“Article 31(2a) of the Constitution prohibits marriage between persons of the same sex. Sections 145 and 146 of the Penal Code prohibit same sex relations. While the Constitution, under Chapter Four, guarantees rights of persons, it also imposes duties and obligations on them to ensure that in the enjoyment of such rights, they do not infringe on the rights of others. Those who practice and / or support lesbian, gay, bisexual, transgender and intersex (LGBTI) issues continue to push for their recognition as a right. There is information of covert recruitment, of especially our children and youth, into such practices which we consider to be detrimental to the moral fabric of our society. In Uganda, there is an overwhelming consensus that such practices are untenable; and thus culturally and legally unacceptable. It is our considered opinion that such practices remain a matter of private choice. There should be no promotion of those practices.”

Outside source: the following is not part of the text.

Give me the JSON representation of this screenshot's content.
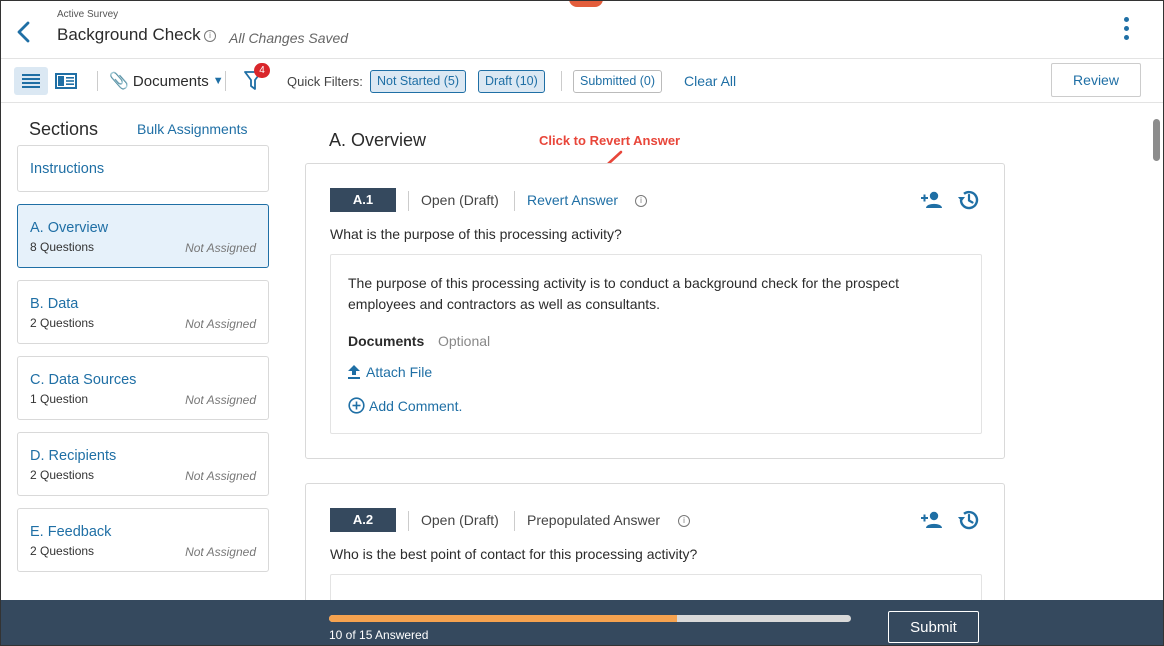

Whether or not these values truly reflect the will of Ugandans is not something that I am willing to discuss online. Here is what I will say: Canada can learn a lot from Ugandan political culture and Uganda can learn a lot from s.15 of the Canadian Charter of Rights and Freedoms.
That said, Ugandan society has its quirks. What Canadians would classify as overt public displays of affection, Ugandans do not bat an eyelash at. For example, every day at exactly 5:20 I pass a long line of male security guards who are walking home from work. These security guards are quite intimidating from afar: tall, uniformed, and armed with large rifles. A closer inspection reveals something that many Westerns would find, well… different. Without fail, each security guard is holding one of his friend’s hands. As a get closer I notice that the two male security guard’s interlocked fingers swing back and forth, back and forth. If these men were not dressed in uniforms and carrying large rifles, one from the West might think that they were in a homosexual relationship. Why? Because in Canada when you hold somebody’s hand in public, you are typically in a romantic relationship with them.
In Uganda, however, things like handholding (or any close physical contact for that matter) are not associated with romantic relationships. Rather, public displays of physical affection are used to convey friendship. Men will shake your hand and then hold it for an entire conversation; if you walk beside your friend then you put your arm around him; if you are having an important discussion, then you place your hand on your friends arm or knee. Interestingly enough, a Ugandan in a romantic relationship will seldom touch their significant other in public. It is even considered indecent for a bride and groom to kiss at their own wedding!
Once again, I place no value judgements on these interesting quirks. Nevertheless, as a Westerner, I find it fascinating that a society can simultaneously condemn homosexuality and condone public displays of same-sex physical affection. Not to say that the two are mutually exclusive!!!!! Just saying… quirky.
Well, we have made it through our 35th date! Any suggestions on where to go for number 36?
Your tolerant friend,